Second, our position regarding the Iranian nuclear program in the opinion of Washington must look somewhat questionable. On October 16, 2007 the Caspian states one of which was Kazakhstan signed a declaration in Teheran which among other things confirmed “the integral right of all countries members of the Non-proliferation Treaty to develop, research, produce, and use nuclear energy for peaceful goals without discrimination within the framework of this treaty and IAEA mechanism”. It was not a challenge to the UN Security Council requiring termination of uranium enrichment but it was a quotation of Article 6 of the Non-proliferation Treaty. Eventually, a history of sale of Kazakhstan fighters to North Korea can be remembered.

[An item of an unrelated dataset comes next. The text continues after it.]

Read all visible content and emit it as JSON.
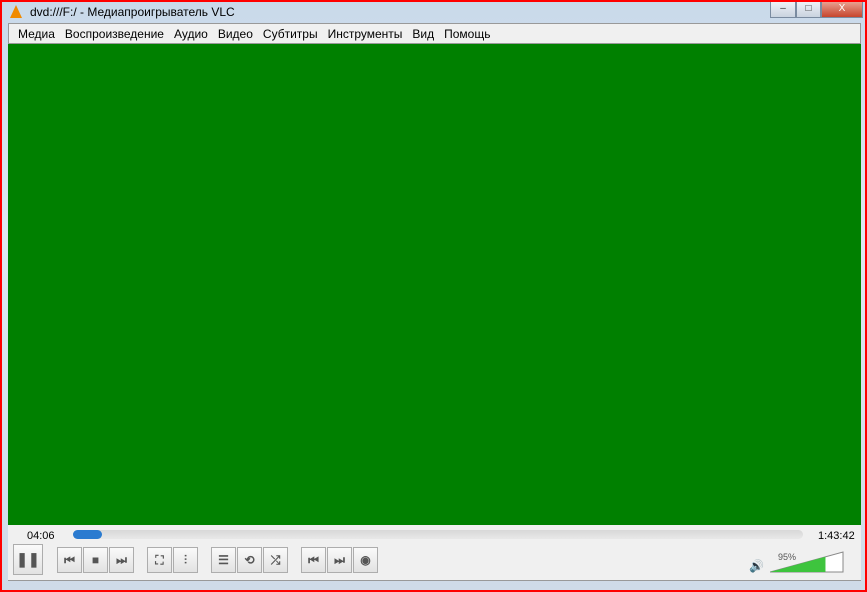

This deal was made secretly from Kazakhstan allies and partners and from Kazakhstan government and its security service (at least this was an official position of Astana). Therefore, western newspapers reported about sale of uranium making hints on some “hawks” and supporters of the tough course of Kazakhstan government.

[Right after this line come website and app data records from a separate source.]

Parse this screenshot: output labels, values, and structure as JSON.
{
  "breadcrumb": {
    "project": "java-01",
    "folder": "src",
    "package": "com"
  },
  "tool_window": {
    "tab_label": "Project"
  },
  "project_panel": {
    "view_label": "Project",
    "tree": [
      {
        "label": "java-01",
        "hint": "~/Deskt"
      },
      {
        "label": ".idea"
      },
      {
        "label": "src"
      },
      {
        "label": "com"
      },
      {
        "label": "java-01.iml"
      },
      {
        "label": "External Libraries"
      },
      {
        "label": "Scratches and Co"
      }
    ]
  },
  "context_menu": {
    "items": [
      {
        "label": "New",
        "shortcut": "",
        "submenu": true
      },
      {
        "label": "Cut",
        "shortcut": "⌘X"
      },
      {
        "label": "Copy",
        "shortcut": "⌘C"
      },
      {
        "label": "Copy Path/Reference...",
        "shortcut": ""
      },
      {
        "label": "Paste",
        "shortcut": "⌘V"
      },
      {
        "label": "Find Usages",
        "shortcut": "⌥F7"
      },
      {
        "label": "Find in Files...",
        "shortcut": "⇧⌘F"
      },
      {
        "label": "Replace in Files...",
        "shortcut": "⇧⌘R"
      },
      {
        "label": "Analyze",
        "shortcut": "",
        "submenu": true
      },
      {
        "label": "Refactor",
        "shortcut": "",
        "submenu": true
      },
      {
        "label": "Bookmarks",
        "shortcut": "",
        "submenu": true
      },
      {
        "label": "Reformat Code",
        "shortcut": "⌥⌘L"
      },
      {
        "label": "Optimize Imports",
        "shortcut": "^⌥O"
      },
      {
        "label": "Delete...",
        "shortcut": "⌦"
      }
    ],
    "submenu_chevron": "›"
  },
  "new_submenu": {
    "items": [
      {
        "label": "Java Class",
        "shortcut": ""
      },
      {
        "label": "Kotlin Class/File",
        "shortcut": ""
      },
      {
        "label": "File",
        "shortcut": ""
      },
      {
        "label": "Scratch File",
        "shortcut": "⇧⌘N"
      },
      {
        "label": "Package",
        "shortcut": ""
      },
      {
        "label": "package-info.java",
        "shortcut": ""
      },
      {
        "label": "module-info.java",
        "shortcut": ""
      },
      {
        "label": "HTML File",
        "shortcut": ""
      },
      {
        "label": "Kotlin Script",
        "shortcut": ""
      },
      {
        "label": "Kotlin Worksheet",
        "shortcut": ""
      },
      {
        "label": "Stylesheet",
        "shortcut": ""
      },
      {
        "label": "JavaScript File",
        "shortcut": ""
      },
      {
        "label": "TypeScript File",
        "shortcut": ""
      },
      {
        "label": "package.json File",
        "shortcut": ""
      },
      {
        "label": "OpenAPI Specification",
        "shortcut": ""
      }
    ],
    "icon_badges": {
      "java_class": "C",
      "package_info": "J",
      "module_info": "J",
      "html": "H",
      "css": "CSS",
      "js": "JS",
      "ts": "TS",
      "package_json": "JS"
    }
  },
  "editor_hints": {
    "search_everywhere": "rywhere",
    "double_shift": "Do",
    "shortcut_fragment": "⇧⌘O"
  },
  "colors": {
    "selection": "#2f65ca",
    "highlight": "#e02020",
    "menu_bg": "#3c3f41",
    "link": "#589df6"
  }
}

On January 12, the parliament Committee of International Affairs, Defense, and Security heard the Deputy Minister of Energy and Mineral Resources Aset Magaurov. On January 14, Kairat Umarov, Deputy Minister of Foreign Affairs spoke before members of the similar committee of the parliament senate. Both of them refuted information about the planned sale of uranium ore to Iran as not true. Neither MFA nor MEMR sell uranium. Therefore their statements mainly read that neither diplomats nor power engineering specialists do not have information about the deal.
Kairat Umarov explained that Kazakhstan used diplomatic channels to address to IAEA at the end of December last year and made a statement that it did not sign or have any intentions to sign contracts with Iran. IAEA in its turn informed that it does not have a report which Associated Press referred to.
It has been long time that IAEA is not capable to control development of nuclear energy in all countries therefore it has to rely on official representations of governments. On the other hand the international agency cannot provide evidence or refute information about nuclear projects, if there is no proper inspection. As Kairat Umarov said, Kazakhstan MFA asked for public assessment of publications but IAEA responded that “…it cannot refute every unchecked information published in mass media”. Publication of unchecked information is not considered offense in the West as well as disclosure of state secrets and sources of information.
What is the probability of attempt to undermine the image of Kazakhstan as a reliable partner and remove it from the uranium market? It does not seem that such effect was planned since many countries are interested in our uranium. It is also inappropriate to speak about the image in the situation when the logic of statements, intentions, and actions is based on mutual distrust and suspicion. We speak about poker rather than a chess game.